> **Task instructions**:
Print each entry again exactly as written, and keep the pictures out.

(Interface dataset entries)
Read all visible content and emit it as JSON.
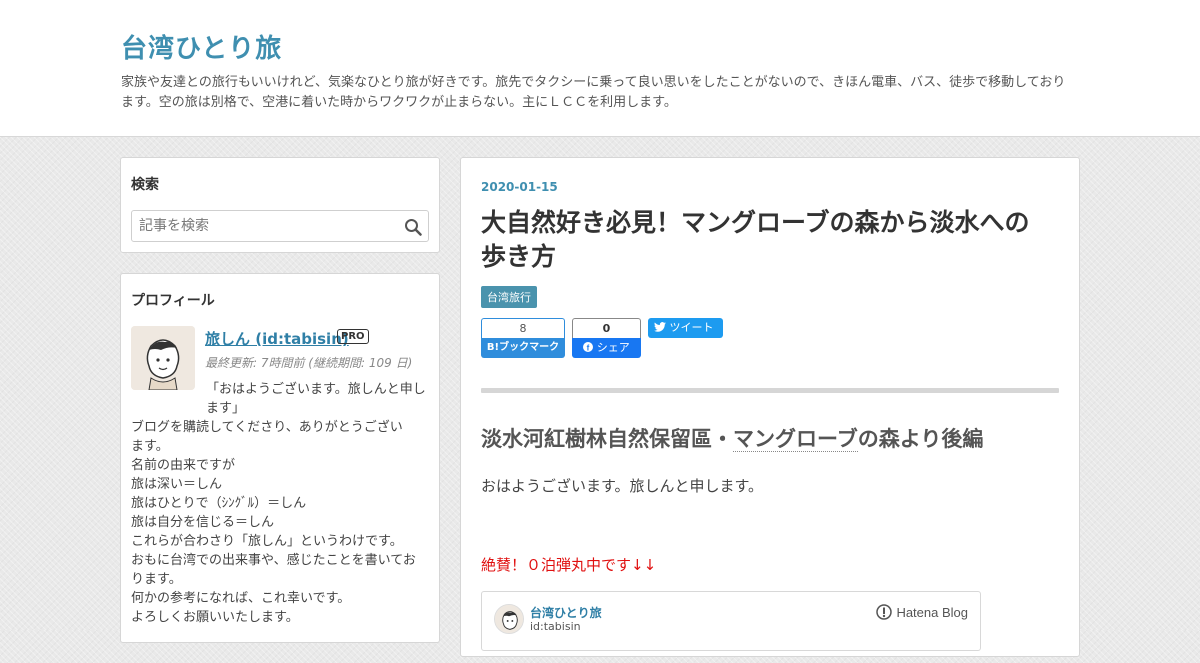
{
  "header": {
    "blog_title": "台湾ひとり旅",
    "description": "家族や友達との旅行もいいけれど、気楽なひとり旅が好きです。旅先でタクシーに乗って良い思いをしたことがないので、きほん電車、バス、徒歩で移動しております。空の旅は別格で、空港に着いた時からワクワクが止まらない。主にＬＣＣを利用します。"
  },
  "sidebar": {
    "search": {
      "title": "検索",
      "placeholder": "記事を検索"
    },
    "profile": {
      "title": "プロフィール",
      "name": "旅しん (id:tabisin)",
      "badge": "PRO",
      "updated": "最終更新: 7時間前 (継続期間: 109 日)",
      "greeting": "「おはようございます。旅しんと申します」",
      "lines": [
        "ブログを購読してくださり、ありがとうござい",
        "ます。",
        "名前の由来ですが",
        "旅は深い＝しん",
        "旅はひとりで（ｼﾝｸﾞﾙ）＝しん",
        "旅は自分を信じる＝しん",
        "これらが合わさり「旅しん」というわけです。",
        "おもに台湾での出来事や、感じたことを書いてお",
        "ります。",
        "何かの参考になれば、これ幸いです。",
        "よろしくお願いいたします。"
      ]
    }
  },
  "entry": {
    "date": "2020-01-15",
    "title": "大自然好き必見！マングローブの森から淡水への歩き方",
    "category": "台湾旅行",
    "share": {
      "hatena_count": "8",
      "hatena_label": "B!ブックマーク",
      "facebook_count": "0",
      "facebook_label": "シェア",
      "twitter_label": "ツイート"
    },
    "heading_prefix": "淡水河紅樹林自然保留區・",
    "heading_keyword": "マングローブ",
    "heading_suffix": "の森より後編",
    "paragraph": "おはようございます。旅しんと申します。",
    "alert": "絶賛！０泊弾丸中です↓↓",
    "embed": {
      "title": "台湾ひとり旅",
      "id": "id:tabisin",
      "logo_text": "Hatena Blog"
    }
  },
  "colors": {
    "accent": "#3f8fb0",
    "category_bg": "#4a93ad",
    "alert": "#e01010",
    "hatena_blue": "#2f8ddc",
    "facebook_blue": "#1877f2",
    "twitter_blue": "#1d9bf0"
  }
}
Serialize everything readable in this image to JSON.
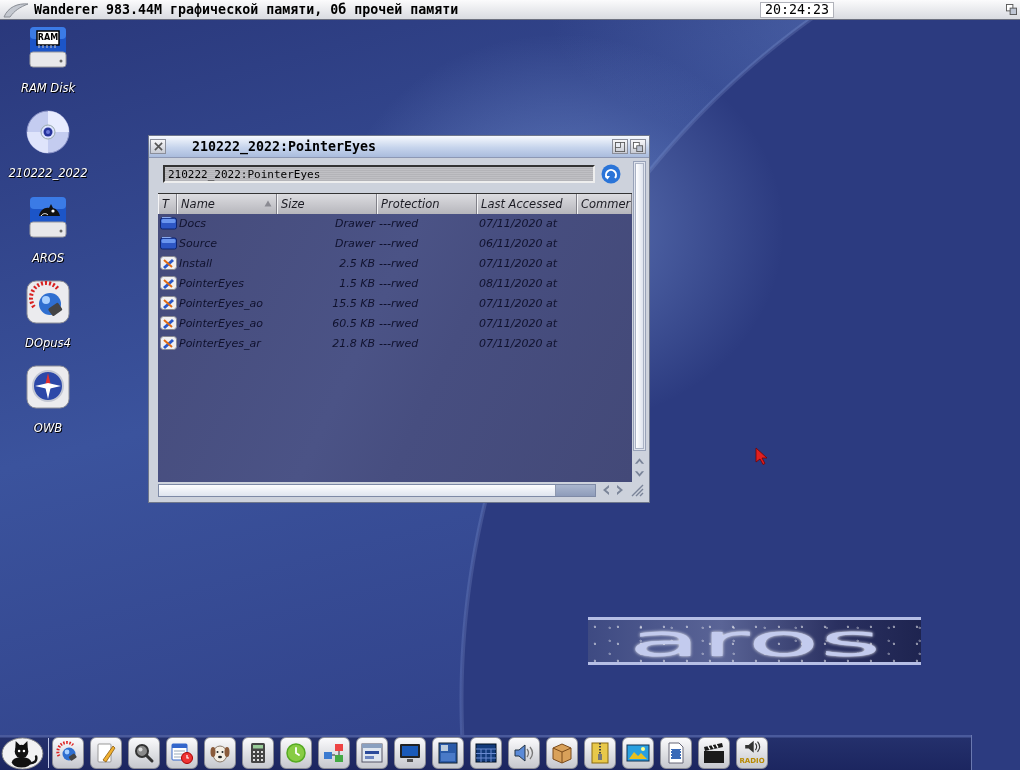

> **Completed exercise**:
Read all visible content and emit it as JSON.
{
  "header": {
    "blog_title": "台湾ひとり旅",
    "description": "家族や友達との旅行もいいけれど、気楽なひとり旅が好きです。旅先でタクシーに乗って良い思いをしたことがないので、きほん電車、バス、徒歩で移動しております。空の旅は別格で、空港に着いた時からワクワクが止まらない。主にＬＣＣを利用します。"
  },
  "sidebar": {
    "search": {
      "title": "検索",
      "placeholder": "記事を検索"
    },
    "profile": {
      "title": "プロフィール",
      "name": "旅しん (id:tabisin)",
      "badge": "PRO",
      "updated": "最終更新: 7時間前 (継続期間: 109 日)",
      "greeting": "「おはようございます。旅しんと申します」",
      "lines": [
        "ブログを購読してくださり、ありがとうござい",
        "ます。",
        "名前の由来ですが",
        "旅は深い＝しん",
        "旅はひとりで（ｼﾝｸﾞﾙ）＝しん",
        "旅は自分を信じる＝しん",
        "これらが合わさり「旅しん」というわけです。",
        "おもに台湾での出来事や、感じたことを書いてお",
        "ります。",
        "何かの参考になれば、これ幸いです。",
        "よろしくお願いいたします。"
      ]
    }
  },
  "entry": {
    "date": "2020-01-15",
    "title": "大自然好き必見！マングローブの森から淡水への歩き方",
    "category": "台湾旅行",
    "share": {
      "hatena_count": "8",
      "hatena_label": "B!ブックマーク",
      "facebook_count": "0",
      "facebook_label": "シェア",
      "twitter_label": "ツイート"
    },
    "heading_prefix": "淡水河紅樹林自然保留區・",
    "heading_keyword": "マングローブ",
    "heading_suffix": "の森より後編",
    "paragraph": "おはようございます。旅しんと申します。",
    "alert": "絶賛！０泊弾丸中です↓↓",
    "embed": {
      "title": "台湾ひとり旅",
      "id": "id:tabisin",
      "logo_text": "Hatena Blog"
    }
  },
  "colors": {
    "accent": "#3f8fb0",
    "category_bg": "#4a93ad",
    "alert": "#e01010",
    "hatena_blue": "#2f8ddc",
    "facebook_blue": "#1877f2",
    "twitter_blue": "#1d9bf0"
  }
}
Serialize everything readable in this image to JSON.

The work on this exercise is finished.